My Requirements = Bernie's Qualifications
1. Some eventing experience = 2 BN events, check (not specific enough)
2. 16H or larger (I have long legs) = 16.1H, check (maybe too specific)
3. NOT chestnut = Liver chestnut, sorta check (way too specific)
4. Under 10 years old = 9 yrs old, check (too specific)
5. Quiet = had a quiet trial ride, check (not specific enough)
6. No breed preference = Thoroughbred, check (perfect amount of not specific)
7. Straightforward to fences = thinks about going over the fence more than he thinks about not going over the fence, check (not specific enough)
That's about it for me. Now, in choosing my horse, I did have help from my esteemed trainer, Tom Waters. I don't know the exacts of his list for my first event horse, but he did have one seemingly innocuous requirement, and this is probably the only piece of sage advice in this blog post: Tom wanted a horse that keeps an easy rhythm, maybe even a bit slow to fences, and needs a kick, rather than a horse that picks up speed to the fence, running for it, and needs to be pulled back. Sagely indeed. Let's not confuse this requirement with my #7. Newbies (me) tend to ride a bit tentatively, hesitatingly to fences (when you have no idea what you are doing, tentative seems reasonable), in most cases, trying to do too much in front of the fence. More specifically, too much with their (my) hands.
Now, as a newbie, riding to fences is already a little scary. A horse that accelerates to the fence can FEEL out of control and make me freak out, frantically pulling back on the reins to "regain" control, I mess up his rhythm and spot to the fence because I have no concept of distances yet, we reach the fence with no pace (because I've pulled him back) so now I'm throwing the horse his head and lurching forward, hoping that by throwing myself forward, it will encourage him to continue forward, over the fence, too. You can imagine how pretty this fence looks (sarcasm). It either results in a stop, because let's face it, we are practically at a stop any ways, or the horse mercifully, yet ungracefully, lurches himself over the fence with an extremely unbalanced rider. This is my normal reaction to a horse that is strong to fences. The other scenario is for me to hold on and allow the horse to run to the fence, uncollected, as he pleases. On the surface, this might look better and turn out better than me frantically reining him in, but it will never do for (future) larger fences and could be downright reckless for cross-country. Tom would never allow this any how.
In contrast, a horse that keeps a steady rhythm or is even slow to fences will teach a rider like me to be more aggressive and ride forward (leg on) to the fence.
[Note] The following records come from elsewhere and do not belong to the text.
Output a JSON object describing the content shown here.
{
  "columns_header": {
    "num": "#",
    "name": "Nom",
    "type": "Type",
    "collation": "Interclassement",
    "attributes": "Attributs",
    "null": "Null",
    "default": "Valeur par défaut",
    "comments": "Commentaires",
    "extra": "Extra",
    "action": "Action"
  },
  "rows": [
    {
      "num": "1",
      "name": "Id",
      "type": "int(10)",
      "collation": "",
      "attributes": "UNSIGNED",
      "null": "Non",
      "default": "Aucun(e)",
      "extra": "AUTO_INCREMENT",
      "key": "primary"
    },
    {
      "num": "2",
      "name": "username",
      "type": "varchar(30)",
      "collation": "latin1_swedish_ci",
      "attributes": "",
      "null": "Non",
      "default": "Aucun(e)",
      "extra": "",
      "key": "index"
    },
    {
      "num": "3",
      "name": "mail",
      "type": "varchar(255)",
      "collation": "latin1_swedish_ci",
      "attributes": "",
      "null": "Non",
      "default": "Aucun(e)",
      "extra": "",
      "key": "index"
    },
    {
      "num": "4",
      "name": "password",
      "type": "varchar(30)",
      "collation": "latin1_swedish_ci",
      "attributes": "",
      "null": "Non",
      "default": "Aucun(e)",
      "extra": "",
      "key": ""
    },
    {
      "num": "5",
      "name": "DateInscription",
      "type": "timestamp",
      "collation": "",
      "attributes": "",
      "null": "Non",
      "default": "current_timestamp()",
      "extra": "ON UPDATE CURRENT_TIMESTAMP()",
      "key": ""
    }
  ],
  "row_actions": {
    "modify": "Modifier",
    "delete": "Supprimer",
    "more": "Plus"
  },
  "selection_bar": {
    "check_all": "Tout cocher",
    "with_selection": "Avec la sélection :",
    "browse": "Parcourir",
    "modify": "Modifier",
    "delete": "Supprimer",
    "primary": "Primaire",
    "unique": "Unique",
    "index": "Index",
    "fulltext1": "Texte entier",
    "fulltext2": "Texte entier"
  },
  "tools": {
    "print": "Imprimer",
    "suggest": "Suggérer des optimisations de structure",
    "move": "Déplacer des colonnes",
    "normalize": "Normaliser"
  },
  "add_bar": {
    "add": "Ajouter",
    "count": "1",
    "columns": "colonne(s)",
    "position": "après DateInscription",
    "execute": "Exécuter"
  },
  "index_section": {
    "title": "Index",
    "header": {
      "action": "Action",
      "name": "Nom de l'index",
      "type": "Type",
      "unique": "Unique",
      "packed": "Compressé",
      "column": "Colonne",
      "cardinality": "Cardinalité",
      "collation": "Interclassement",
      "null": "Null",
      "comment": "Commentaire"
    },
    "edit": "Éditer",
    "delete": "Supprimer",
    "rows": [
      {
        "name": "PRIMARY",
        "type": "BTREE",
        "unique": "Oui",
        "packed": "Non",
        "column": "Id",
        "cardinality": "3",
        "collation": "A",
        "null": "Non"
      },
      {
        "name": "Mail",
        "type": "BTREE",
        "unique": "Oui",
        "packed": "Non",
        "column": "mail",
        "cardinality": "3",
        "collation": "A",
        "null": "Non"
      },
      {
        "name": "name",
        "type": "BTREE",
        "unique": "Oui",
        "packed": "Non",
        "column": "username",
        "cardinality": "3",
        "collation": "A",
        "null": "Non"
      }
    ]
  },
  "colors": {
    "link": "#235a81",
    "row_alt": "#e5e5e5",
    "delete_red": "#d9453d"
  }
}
I do little to nothing with his mouth (no frantic reining in necessary) and get to experience encouraging the horse forward with my leg instead of the dreaded forward shoulder lurch. Having to kick a horse to the fence also builds my confidence. Aggressive, forward riding to fence = I'm telling the horse (and myself) "yes, yes, yes, we're going to the fence, I'm sure we can do this = confidence; freaking out and pulling him back at the fence = "no, no, no, something is wrong, the fence is scary" = insecure.
I'm not saying horses that are strong to fences are bad, I'm just saying that at my riding ability (beginner-ish) horses that are strong to the fence can create some bad reactions in me (and maybe other newbies too?) and hinder the confidence-building I need. I am not skilled enough (yet) to tell a strong horse "yes, yes, we are going to the fence, I'm sure we can do this, BUT you need to wait a sec and listen to me." At this point my communication skills are "yes" or "no" the "buts" will have to come later.
Okay, this got long, so I didn't get a chance to breakdown my pre-purchase check list and discuss the general idiocy of it, so that will have to be blog post #2.
Also, for those new to eventing (like me) below are the different Eventing levels and subsequent fence heights (according to Wikipedia). Don't feel bad, I didn't know either and had to Google them.
In theBeginner Novice: 2 ft, 7 in
Novice: 2 ft, 11 in
Training: 3 ft, 3 in
Preliminary: 3 ft, 7 in
Intermediate: 3 ft, 9 in XC; 3 ft, 11 in Stadium
Advanced: 3 ft, 11 in XC; 4 ft, 1 in Stadium
International Events: These are Concours Complet International (CCI) events
CCI**: roughly comparable to US Intermediate level
CCI***: roughly comparable to US Advanced level
CCI****: really f***ing big. Wikipedia doesn't give the fence heights for the 4star event, just says "the very highest level of competition"